INSTRUCTIONS TO FOLLOW: Filter the entries, keeping every line with the string "Nesse".

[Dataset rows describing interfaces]
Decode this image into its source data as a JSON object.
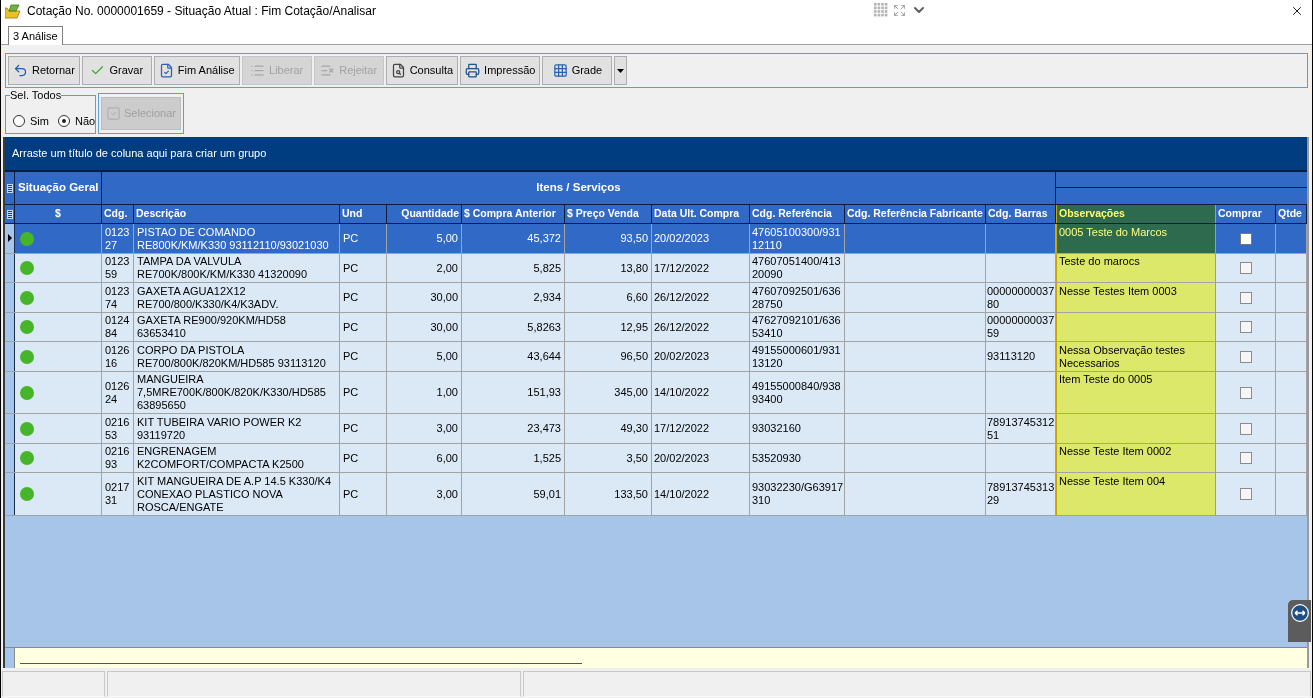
{
  "window": {
    "title": "Cotação No. 0000001659 - Situação Atual : Fim Cotação/Analisar"
  },
  "tabs": [
    {
      "label": "3 Análise",
      "selected": true
    }
  ],
  "toolbar": {
    "buttons": [
      {
        "label": "Retornar",
        "disabled": false
      },
      {
        "label": "Gravar",
        "disabled": false
      },
      {
        "label": "Fim Análise",
        "disabled": false
      },
      {
        "label": "Liberar",
        "disabled": true
      },
      {
        "label": "Rejeitar",
        "disabled": true
      },
      {
        "label": "Consulta",
        "disabled": false
      },
      {
        "label": "Impressão",
        "disabled": false
      },
      {
        "label": "Grade",
        "disabled": false
      }
    ]
  },
  "select_all": {
    "legend": "Sel. Todos",
    "options": [
      {
        "label": "Sim",
        "selected": false
      },
      {
        "label": "Não",
        "selected": true
      }
    ]
  },
  "select_button": {
    "label": "Selecionar",
    "disabled": true
  },
  "grid": {
    "group_hint": "Arraste um título de coluna aqui para criar um grupo",
    "bands": [
      {
        "label": "Situação Geral"
      },
      {
        "label": "Itens / Serviços"
      }
    ],
    "columns": [
      {
        "label": "$",
        "highlighted": false
      },
      {
        "label": "Cdg.",
        "highlighted": false
      },
      {
        "label": "Descrição",
        "highlighted": false
      },
      {
        "label": "Und",
        "highlighted": false
      },
      {
        "label": "Quantidade",
        "highlighted": false
      },
      {
        "label": "$ Compra Anterior",
        "highlighted": false
      },
      {
        "label": "$ Preço Venda",
        "highlighted": false
      },
      {
        "label": "Data Ult. Compra",
        "highlighted": false
      },
      {
        "label": "Cdg. Referência",
        "highlighted": false
      },
      {
        "label": "Cdg. Referência Fabricante",
        "highlighted": false
      },
      {
        "label": "Cdg. Barras",
        "highlighted": false
      },
      {
        "label": "Observações",
        "highlighted": true
      },
      {
        "label": "Comprar",
        "highlighted": false
      },
      {
        "label": "Qtde",
        "highlighted": false
      }
    ],
    "rows": [
      {
        "selected": true,
        "color": "#47b52a",
        "code": "012327",
        "description": "PISTAO DE COMANDO\nRE800K/KM/K330 93112110/93021030",
        "unit": "PC",
        "quantity": "5,00",
        "last_purchase_price": "45,372",
        "sale_price": "93,50",
        "last_purchase_date": "20/02/2023",
        "reference": "47605100300/93112110",
        "notes": "0005 Teste do Marcos",
        "buy": false
      },
      {
        "selected": false,
        "color": "#47b52a",
        "code": "012359",
        "description": "TAMPA DA VALVULA\nRE700K/800K/KM/K330 41320090",
        "unit": "PC",
        "quantity": "2,00",
        "last_purchase_price": "5,825",
        "sale_price": "13,80",
        "last_purchase_date": "17/12/2022",
        "reference": "47607051400/41320090",
        "notes": "Teste do marocs",
        "buy": false
      },
      {
        "selected": false,
        "color": "#47b52a",
        "code": "012374",
        "description": "GAXETA AGUA12X12\nRE700/800/K330/K4/K3ADV.",
        "unit": "PC",
        "quantity": "30,00",
        "last_purchase_price": "2,934",
        "sale_price": "6,60",
        "last_purchase_date": "26/12/2022",
        "reference": "47607092501/63628750",
        "barcode": "0000000003780",
        "notes": "Nesse Testes Item 0003",
        "buy": false
      },
      {
        "selected": false,
        "color": "#47b52a",
        "code": "012484",
        "description": "GAXETA RE900/920KM/HD58\n63653410",
        "unit": "PC",
        "quantity": "30,00",
        "last_purchase_price": "5,8263",
        "sale_price": "12,95",
        "last_purchase_date": "26/12/2022",
        "reference": "47627092101/63653410",
        "barcode": "0000000003759",
        "buy": false
      },
      {
        "selected": false,
        "color": "#47b52a",
        "code": "012616",
        "description": "CORPO DA PISTOLA\nRE700/800K/820KM/HD585 93113120",
        "unit": "PC",
        "quantity": "5,00",
        "last_purchase_price": "43,644",
        "sale_price": "96,50",
        "last_purchase_date": "20/02/2023",
        "reference": "49155000601/93113120",
        "barcode": "93113120",
        "notes": "Nessa Observação testes Necessarios",
        "buy": false
      },
      {
        "selected": false,
        "color": "#47b52a",
        "code": "012624",
        "description": "MANGUEIRA\n7,5MRE700K/800K/820K/K330/HD585\n63895650",
        "unit": "PC",
        "quantity": "1,00",
        "last_purchase_price": "151,93",
        "sale_price": "345,00",
        "last_purchase_date": "14/10/2022",
        "reference": "49155000840/93893400",
        "notes": "Item Teste do 0005",
        "buy": false
      },
      {
        "selected": false,
        "color": "#47b52a",
        "code": "021653",
        "description": "KIT TUBEIRA VARIO POWER K2\n93119720",
        "unit": "PC",
        "quantity": "3,00",
        "last_purchase_price": "23,473",
        "sale_price": "49,30",
        "last_purchase_date": "17/12/2022",
        "reference": "93032160",
        "barcode": "7891374531251",
        "buy": false
      },
      {
        "selected": false,
        "color": "#47b52a",
        "code": "021693",
        "description": "ENGRENAGEM\nK2COMFORT/COMPACTA K2500",
        "unit": "PC",
        "quantity": "6,00",
        "last_purchase_price": "1,525",
        "sale_price": "3,50",
        "last_purchase_date": "20/02/2023",
        "reference": "53520930",
        "notes": "Nesse Teste Item 0002",
        "buy": false
      },
      {
        "selected": false,
        "color": "#47b52a",
        "code": "021731",
        "description": "KIT MANGUEIRA DE A.P 14.5 K330/K4\nCONEXAO PLASTICO NOVA\nROSCA/ENGATE",
        "unit": "PC",
        "quantity": "3,00",
        "last_purchase_price": "59,01",
        "sale_price": "133,50",
        "last_purchase_date": "14/10/2022",
        "reference": "93032230/G63917310",
        "barcode": "7891374531329",
        "notes": "Nesse Teste Item 004",
        "buy": false
      }
    ]
  }
}
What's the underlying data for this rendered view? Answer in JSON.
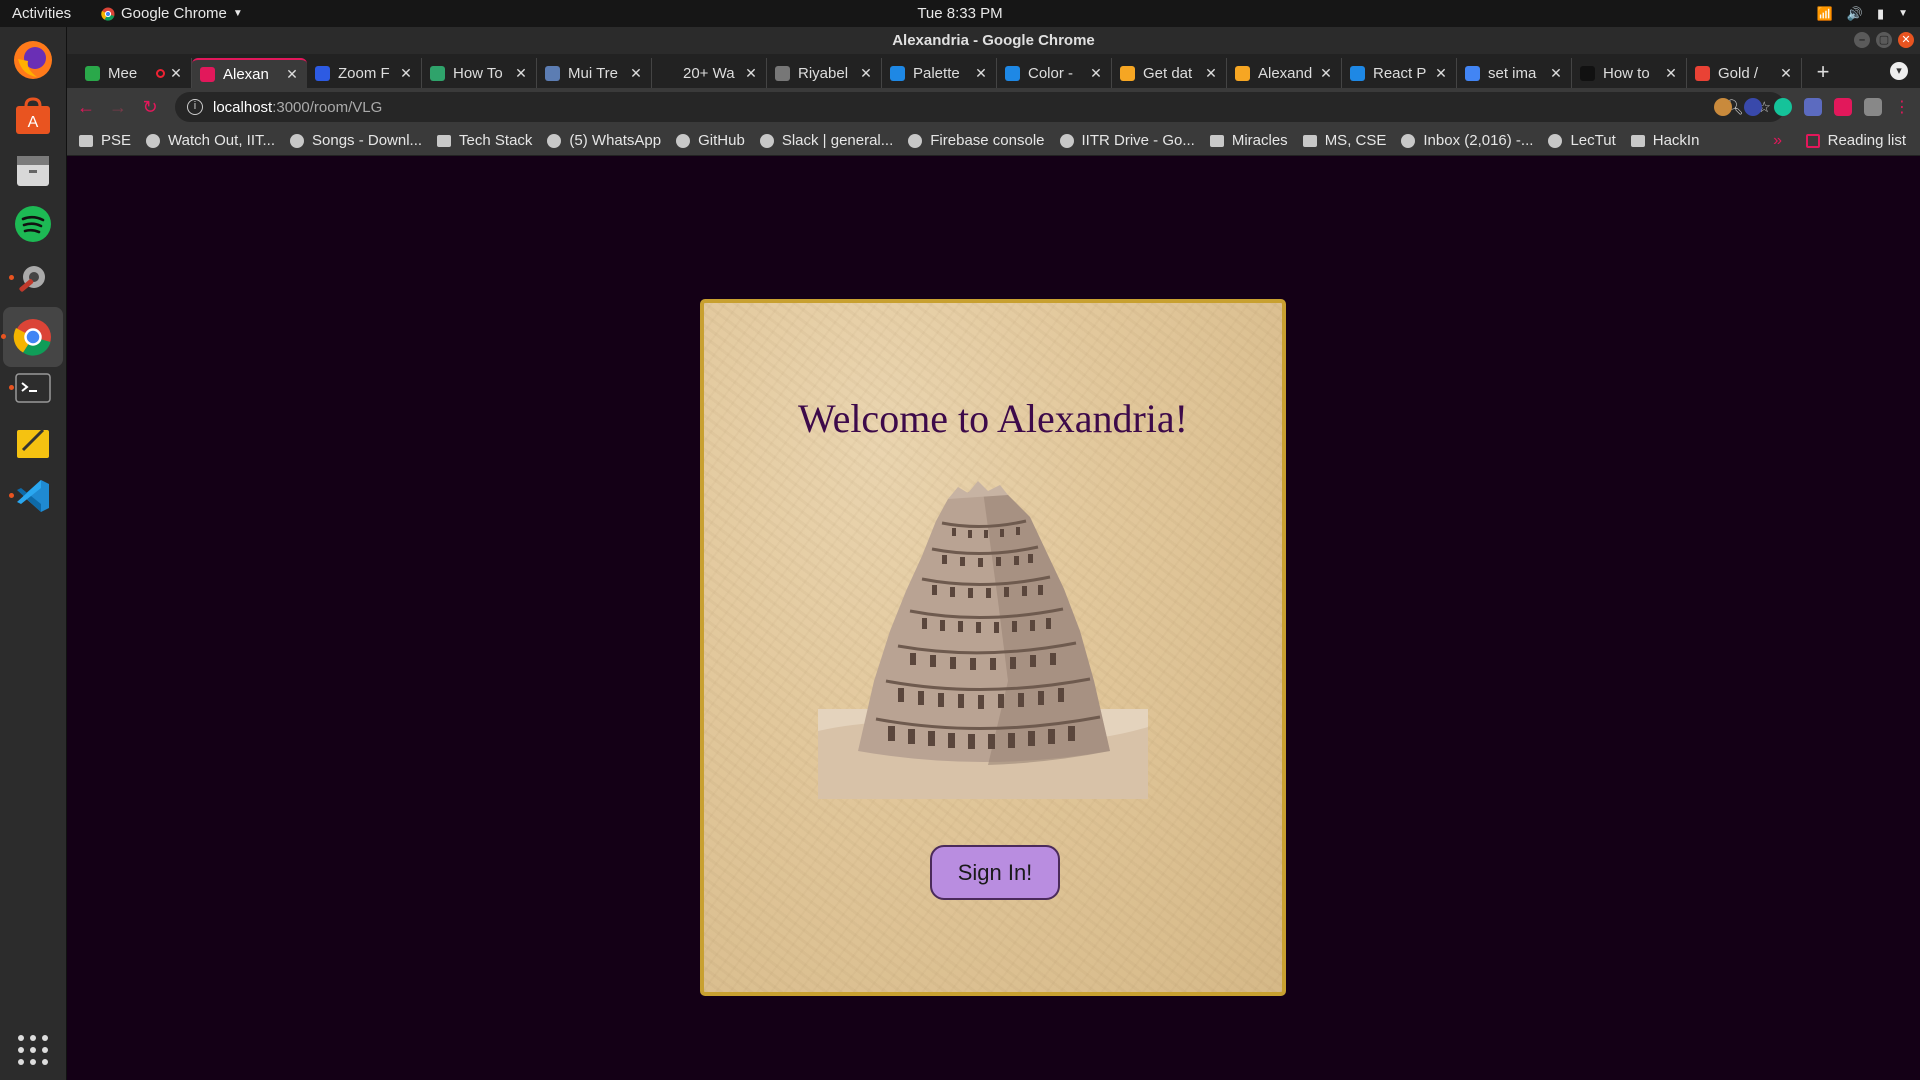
{
  "system": {
    "activities_label": "Activities",
    "app_menu_label": "Google Chrome",
    "clock": "Tue  8:33 PM"
  },
  "window": {
    "title": "Alexandria - Google Chrome"
  },
  "tabs": [
    {
      "title": "Mee",
      "favicon_color": "#2aa84a"
    },
    {
      "title": "Alexan",
      "favicon_color": "#e2185b"
    },
    {
      "title": "Zoom F",
      "favicon_color": "#2d5be3"
    },
    {
      "title": "How To",
      "favicon_color": "#2fa36b"
    },
    {
      "title": "Mui Tre",
      "favicon_color": "#5c7db3"
    },
    {
      "title": "20+ Wa",
      "favicon_color": "#222222"
    },
    {
      "title": "Riyabel",
      "favicon_color": "#777777"
    },
    {
      "title": "Palette",
      "favicon_color": "#1e88e5"
    },
    {
      "title": "Color - ",
      "favicon_color": "#1e88e5"
    },
    {
      "title": "Get dat",
      "favicon_color": "#f6a623"
    },
    {
      "title": "Alexand",
      "favicon_color": "#f6a623"
    },
    {
      "title": "React P",
      "favicon_color": "#1e88e5"
    },
    {
      "title": "set ima",
      "favicon_color": "#4285f4"
    },
    {
      "title": "How to",
      "favicon_color": "#111111"
    },
    {
      "title": "Gold / ",
      "favicon_color": "#e94235"
    }
  ],
  "address_bar": {
    "host": "localhost",
    "path": ":3000/room/VLG"
  },
  "bookmarks": [
    {
      "label": "PSE",
      "icon": "folder-icon"
    },
    {
      "label": "Watch Out, IIT...",
      "icon": "page-icon"
    },
    {
      "label": "Songs - Downl...",
      "icon": "page-icon"
    },
    {
      "label": "Tech Stack",
      "icon": "folder-icon"
    },
    {
      "label": "(5) WhatsApp",
      "icon": "whatsapp-icon"
    },
    {
      "label": "GitHub",
      "icon": "github-icon"
    },
    {
      "label": "Slack | general...",
      "icon": "slack-icon"
    },
    {
      "label": "Firebase console",
      "icon": "firebase-icon"
    },
    {
      "label": "IITR Drive - Go...",
      "icon": "drive-icon"
    },
    {
      "label": "Miracles",
      "icon": "folder-icon"
    },
    {
      "label": "MS, CSE",
      "icon": "folder-icon"
    },
    {
      "label": "Inbox (2,016) -...",
      "icon": "gmail-icon"
    },
    {
      "label": "LecTut",
      "icon": "page-icon"
    },
    {
      "label": "HackIn",
      "icon": "folder-icon"
    }
  ],
  "reading_list_label": "Reading list",
  "page": {
    "heading": "Welcome to Alexandria!",
    "signin_label": "Sign In!"
  }
}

YOUR SOLUTION:
        "notes": "Nesse Testes Item 0003",
        "notes": "Nesse Teste Item 0002",
        "notes": "Nesse Teste Item 004",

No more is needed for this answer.